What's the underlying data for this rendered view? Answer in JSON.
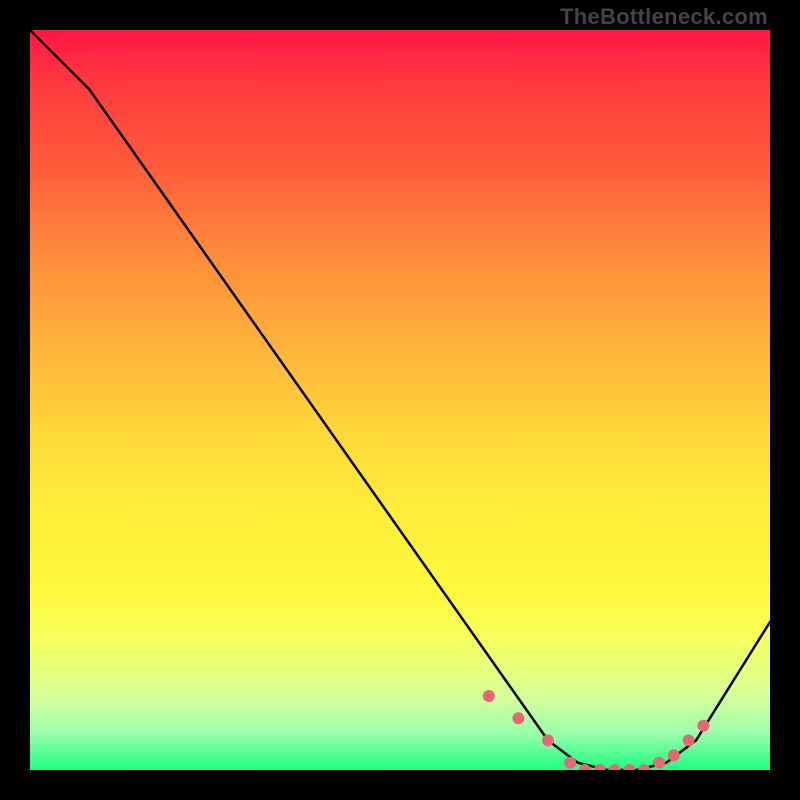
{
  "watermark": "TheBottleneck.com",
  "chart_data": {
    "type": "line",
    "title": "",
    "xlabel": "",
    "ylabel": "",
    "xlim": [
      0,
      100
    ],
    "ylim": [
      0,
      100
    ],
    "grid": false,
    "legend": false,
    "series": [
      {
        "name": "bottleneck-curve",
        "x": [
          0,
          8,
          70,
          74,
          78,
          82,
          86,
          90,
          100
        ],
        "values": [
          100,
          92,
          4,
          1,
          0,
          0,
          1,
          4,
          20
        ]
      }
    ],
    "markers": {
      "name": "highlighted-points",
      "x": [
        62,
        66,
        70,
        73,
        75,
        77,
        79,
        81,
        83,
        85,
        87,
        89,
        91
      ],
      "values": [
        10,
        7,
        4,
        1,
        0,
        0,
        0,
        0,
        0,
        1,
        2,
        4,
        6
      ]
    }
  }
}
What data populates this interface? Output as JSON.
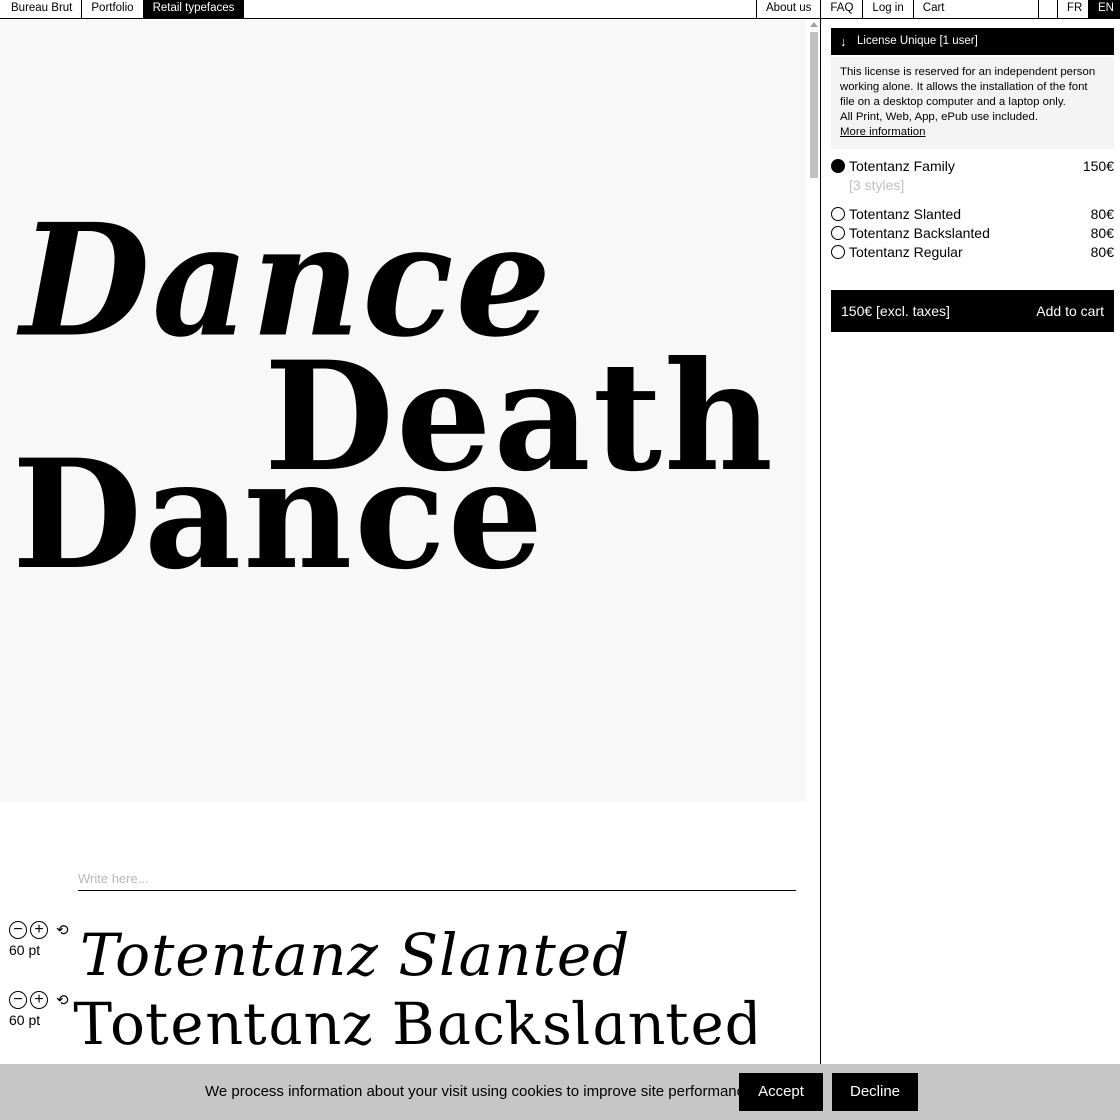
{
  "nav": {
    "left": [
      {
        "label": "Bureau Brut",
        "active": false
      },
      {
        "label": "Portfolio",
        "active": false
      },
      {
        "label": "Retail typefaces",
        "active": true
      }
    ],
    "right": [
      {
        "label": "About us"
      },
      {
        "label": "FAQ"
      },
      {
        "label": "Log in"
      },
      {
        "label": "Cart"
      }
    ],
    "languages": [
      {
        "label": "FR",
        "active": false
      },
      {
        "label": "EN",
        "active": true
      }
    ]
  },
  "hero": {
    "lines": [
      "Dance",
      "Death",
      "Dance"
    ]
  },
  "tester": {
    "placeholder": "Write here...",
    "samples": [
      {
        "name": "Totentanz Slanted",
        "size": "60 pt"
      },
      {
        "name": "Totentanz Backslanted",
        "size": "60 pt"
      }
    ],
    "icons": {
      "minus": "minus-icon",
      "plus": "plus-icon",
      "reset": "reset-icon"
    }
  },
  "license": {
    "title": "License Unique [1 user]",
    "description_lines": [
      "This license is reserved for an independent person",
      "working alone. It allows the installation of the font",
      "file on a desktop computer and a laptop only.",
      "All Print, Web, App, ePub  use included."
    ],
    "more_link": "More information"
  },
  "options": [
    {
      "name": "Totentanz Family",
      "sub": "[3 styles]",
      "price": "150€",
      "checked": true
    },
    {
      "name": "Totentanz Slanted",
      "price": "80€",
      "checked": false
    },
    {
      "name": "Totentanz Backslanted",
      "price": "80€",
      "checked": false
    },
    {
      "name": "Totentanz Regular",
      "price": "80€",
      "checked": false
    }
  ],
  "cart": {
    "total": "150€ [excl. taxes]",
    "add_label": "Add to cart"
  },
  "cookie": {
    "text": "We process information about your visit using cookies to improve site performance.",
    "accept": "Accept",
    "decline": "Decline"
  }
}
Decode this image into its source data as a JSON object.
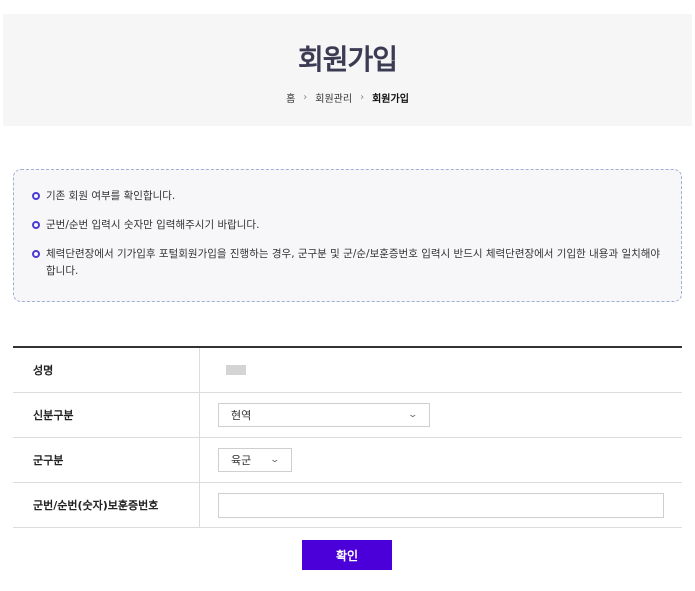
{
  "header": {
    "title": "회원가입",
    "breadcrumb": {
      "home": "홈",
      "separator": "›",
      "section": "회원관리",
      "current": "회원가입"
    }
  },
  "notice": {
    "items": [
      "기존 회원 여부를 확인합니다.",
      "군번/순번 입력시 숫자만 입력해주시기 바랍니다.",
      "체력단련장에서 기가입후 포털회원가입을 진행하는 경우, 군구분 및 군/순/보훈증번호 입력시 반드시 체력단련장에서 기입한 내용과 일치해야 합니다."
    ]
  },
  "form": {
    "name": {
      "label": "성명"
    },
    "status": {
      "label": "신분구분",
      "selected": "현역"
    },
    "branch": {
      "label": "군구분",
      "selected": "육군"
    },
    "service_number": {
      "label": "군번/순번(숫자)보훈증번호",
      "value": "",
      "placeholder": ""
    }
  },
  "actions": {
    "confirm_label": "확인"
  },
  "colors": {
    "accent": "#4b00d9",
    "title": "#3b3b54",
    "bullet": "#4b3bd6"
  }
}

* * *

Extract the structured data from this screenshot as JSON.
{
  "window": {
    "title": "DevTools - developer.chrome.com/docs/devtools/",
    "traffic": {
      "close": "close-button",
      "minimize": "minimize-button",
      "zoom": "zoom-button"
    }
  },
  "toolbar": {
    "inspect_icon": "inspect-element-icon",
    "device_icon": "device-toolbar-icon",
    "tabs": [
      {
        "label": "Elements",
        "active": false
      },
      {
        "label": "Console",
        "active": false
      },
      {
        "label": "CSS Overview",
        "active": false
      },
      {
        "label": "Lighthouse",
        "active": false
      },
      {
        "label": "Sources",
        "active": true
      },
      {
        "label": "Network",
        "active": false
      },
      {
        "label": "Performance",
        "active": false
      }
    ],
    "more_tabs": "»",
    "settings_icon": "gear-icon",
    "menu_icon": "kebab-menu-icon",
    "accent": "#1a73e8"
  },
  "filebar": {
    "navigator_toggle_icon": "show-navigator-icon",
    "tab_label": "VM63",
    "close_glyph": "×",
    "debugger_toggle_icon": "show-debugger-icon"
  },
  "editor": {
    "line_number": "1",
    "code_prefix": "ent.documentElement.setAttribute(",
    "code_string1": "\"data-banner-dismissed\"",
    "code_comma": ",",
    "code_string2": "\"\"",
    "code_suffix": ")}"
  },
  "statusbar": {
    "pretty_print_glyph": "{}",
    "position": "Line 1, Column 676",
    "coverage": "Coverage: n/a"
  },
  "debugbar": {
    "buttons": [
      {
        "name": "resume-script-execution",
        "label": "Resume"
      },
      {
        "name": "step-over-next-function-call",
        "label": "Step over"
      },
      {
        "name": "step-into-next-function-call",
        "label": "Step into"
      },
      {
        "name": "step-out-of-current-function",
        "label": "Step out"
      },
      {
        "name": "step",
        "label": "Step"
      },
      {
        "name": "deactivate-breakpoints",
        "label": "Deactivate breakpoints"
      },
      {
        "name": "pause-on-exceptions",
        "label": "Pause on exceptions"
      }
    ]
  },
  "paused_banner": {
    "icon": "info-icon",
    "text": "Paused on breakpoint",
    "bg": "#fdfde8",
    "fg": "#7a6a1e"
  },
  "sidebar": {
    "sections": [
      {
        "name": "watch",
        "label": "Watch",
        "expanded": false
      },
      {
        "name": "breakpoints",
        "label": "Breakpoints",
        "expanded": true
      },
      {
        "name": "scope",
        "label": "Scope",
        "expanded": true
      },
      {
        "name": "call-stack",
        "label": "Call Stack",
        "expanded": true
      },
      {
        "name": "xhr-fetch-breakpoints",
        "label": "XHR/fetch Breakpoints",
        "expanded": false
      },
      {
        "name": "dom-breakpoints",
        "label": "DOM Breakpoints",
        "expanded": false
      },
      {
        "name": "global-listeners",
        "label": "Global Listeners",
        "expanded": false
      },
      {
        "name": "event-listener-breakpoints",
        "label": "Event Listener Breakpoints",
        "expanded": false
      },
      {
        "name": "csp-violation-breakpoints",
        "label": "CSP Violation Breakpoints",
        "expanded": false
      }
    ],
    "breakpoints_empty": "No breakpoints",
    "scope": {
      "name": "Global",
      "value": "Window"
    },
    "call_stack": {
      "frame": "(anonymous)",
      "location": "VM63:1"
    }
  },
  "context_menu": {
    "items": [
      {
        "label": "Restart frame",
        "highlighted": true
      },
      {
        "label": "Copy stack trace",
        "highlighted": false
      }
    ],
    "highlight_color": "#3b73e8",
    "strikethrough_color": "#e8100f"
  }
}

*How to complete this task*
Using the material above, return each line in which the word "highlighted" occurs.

*Result of the exercise*
      "name": "highlighted-points",
        "highlighted": true
        "highlighted": false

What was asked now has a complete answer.